■ Task to carry out:
Using the records below, filter out every line that lacks "BOGEY" and copy the rest.

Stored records
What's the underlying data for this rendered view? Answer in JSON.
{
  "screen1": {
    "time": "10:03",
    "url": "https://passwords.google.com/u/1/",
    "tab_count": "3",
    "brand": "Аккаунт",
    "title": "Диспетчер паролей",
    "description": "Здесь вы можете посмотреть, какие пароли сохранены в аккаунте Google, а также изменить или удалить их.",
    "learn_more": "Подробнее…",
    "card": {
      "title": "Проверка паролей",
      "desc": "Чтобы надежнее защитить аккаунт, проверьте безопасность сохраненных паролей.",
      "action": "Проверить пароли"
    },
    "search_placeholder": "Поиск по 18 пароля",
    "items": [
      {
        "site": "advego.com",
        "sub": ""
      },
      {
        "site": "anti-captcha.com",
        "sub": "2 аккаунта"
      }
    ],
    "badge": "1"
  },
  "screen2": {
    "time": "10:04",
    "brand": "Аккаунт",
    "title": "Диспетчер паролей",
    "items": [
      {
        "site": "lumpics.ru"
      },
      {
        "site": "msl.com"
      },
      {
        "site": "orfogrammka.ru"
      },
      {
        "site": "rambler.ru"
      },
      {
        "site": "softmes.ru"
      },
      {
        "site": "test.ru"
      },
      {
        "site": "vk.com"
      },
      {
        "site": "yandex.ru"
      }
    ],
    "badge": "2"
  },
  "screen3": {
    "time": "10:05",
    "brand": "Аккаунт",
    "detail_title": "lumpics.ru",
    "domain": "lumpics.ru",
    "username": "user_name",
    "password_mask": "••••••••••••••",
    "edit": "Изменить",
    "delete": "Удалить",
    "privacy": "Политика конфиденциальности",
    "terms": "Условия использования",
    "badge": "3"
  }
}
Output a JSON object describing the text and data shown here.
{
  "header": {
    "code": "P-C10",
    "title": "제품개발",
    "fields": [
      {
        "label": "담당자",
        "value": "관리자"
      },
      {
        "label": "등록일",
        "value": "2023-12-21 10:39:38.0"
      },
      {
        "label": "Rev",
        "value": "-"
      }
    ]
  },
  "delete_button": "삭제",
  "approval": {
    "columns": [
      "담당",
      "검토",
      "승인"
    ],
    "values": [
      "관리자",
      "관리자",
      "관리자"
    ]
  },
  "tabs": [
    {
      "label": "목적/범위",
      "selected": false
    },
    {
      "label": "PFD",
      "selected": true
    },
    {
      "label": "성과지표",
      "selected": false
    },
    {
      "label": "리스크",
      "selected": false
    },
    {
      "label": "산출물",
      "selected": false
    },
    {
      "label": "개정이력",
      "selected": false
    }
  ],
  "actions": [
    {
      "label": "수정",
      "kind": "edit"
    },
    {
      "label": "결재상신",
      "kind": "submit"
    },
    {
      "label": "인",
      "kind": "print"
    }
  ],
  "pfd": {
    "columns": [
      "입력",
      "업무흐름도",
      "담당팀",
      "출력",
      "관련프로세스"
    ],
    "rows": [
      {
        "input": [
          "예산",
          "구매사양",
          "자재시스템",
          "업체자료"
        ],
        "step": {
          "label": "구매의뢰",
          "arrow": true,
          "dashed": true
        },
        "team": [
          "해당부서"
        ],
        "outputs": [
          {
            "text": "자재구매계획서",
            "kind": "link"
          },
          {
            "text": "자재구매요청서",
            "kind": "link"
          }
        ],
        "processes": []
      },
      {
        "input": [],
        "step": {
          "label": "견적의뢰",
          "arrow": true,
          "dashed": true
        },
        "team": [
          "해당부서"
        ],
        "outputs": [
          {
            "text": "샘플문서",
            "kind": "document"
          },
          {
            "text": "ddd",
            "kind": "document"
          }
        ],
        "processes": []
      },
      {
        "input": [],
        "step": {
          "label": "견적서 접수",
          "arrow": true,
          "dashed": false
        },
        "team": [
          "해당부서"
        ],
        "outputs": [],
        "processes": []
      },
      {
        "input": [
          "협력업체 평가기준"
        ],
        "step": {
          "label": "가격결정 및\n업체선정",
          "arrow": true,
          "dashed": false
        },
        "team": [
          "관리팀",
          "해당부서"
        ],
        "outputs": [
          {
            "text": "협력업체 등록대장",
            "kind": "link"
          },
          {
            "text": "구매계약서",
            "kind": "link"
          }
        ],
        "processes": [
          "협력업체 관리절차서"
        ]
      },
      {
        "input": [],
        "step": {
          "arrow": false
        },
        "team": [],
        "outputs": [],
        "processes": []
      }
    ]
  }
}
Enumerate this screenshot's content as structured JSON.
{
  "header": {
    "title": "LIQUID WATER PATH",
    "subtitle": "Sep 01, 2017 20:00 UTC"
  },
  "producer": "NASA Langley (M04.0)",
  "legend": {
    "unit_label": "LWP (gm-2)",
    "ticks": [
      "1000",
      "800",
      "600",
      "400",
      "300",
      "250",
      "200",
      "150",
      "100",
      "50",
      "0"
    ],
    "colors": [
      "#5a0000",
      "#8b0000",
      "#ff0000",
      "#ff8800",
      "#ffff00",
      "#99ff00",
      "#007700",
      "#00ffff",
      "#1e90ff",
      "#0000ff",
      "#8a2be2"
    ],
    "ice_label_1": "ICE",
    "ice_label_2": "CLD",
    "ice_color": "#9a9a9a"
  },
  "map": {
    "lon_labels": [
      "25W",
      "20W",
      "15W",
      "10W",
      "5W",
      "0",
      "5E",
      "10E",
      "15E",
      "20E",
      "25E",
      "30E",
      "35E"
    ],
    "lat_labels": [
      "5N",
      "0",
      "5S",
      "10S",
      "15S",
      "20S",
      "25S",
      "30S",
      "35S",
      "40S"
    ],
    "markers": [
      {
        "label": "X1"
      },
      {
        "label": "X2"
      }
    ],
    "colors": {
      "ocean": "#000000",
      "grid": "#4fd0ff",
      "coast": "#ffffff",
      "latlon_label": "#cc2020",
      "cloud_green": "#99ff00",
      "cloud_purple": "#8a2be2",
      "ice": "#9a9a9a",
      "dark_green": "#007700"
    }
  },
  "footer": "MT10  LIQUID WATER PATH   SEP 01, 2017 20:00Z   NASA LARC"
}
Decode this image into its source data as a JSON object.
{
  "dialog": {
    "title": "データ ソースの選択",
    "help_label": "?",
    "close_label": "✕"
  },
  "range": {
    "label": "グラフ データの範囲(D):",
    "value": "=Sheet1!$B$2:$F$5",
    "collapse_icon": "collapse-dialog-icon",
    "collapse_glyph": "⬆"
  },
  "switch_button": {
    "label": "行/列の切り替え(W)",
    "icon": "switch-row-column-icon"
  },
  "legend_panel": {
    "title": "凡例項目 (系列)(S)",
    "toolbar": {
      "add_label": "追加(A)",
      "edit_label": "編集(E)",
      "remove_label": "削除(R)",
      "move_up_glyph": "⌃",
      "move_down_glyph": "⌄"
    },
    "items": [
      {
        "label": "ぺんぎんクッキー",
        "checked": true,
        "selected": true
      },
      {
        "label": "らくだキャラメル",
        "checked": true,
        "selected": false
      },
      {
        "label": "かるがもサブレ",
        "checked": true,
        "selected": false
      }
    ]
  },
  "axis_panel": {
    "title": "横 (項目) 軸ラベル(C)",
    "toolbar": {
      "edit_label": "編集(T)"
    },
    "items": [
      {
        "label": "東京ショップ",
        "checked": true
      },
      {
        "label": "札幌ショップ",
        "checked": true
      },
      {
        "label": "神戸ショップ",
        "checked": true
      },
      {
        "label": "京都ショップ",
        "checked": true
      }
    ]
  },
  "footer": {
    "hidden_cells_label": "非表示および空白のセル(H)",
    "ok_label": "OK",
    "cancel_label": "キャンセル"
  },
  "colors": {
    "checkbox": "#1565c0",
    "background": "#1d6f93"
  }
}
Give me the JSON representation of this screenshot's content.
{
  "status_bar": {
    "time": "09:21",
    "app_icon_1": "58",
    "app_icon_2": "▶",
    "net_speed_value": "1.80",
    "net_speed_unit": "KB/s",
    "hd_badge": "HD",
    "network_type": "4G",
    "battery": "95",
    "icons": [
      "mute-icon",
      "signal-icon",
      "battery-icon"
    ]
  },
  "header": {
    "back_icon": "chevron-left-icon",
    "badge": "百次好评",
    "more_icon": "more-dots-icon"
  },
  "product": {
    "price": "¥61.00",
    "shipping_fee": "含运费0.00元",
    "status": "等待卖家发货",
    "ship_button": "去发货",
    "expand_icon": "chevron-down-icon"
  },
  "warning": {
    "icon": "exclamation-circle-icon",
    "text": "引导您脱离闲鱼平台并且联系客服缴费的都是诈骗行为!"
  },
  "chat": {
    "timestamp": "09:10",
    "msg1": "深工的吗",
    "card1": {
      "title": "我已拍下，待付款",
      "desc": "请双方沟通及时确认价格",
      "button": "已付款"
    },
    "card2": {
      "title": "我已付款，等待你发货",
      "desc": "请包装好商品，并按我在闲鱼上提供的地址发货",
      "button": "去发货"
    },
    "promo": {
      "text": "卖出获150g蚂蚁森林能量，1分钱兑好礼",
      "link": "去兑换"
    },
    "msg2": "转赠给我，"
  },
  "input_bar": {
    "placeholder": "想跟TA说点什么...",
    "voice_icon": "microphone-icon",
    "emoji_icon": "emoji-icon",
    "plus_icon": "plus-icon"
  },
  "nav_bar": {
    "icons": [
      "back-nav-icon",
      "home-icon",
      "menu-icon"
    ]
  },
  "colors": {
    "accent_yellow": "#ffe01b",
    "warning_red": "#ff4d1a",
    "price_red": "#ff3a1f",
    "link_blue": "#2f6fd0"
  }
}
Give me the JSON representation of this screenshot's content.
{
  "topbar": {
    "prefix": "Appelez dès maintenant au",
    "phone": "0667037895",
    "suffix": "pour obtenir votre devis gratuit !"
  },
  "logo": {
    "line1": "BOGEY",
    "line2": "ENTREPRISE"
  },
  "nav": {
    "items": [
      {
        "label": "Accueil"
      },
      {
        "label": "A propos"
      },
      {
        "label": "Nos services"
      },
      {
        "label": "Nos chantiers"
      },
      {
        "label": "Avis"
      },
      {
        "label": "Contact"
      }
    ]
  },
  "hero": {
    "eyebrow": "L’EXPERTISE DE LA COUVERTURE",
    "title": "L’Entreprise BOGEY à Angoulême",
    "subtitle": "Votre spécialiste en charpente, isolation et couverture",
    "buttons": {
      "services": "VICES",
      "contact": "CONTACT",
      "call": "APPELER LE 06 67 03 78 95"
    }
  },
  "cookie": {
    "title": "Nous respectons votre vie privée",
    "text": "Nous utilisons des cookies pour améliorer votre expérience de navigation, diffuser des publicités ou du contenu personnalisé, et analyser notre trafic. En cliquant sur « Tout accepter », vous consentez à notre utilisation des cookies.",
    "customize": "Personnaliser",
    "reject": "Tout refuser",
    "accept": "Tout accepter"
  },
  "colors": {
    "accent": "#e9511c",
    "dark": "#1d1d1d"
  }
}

■ Task response:
    "line1": "BOGEY",
    "title": "L’Entreprise BOGEY à Angoulême",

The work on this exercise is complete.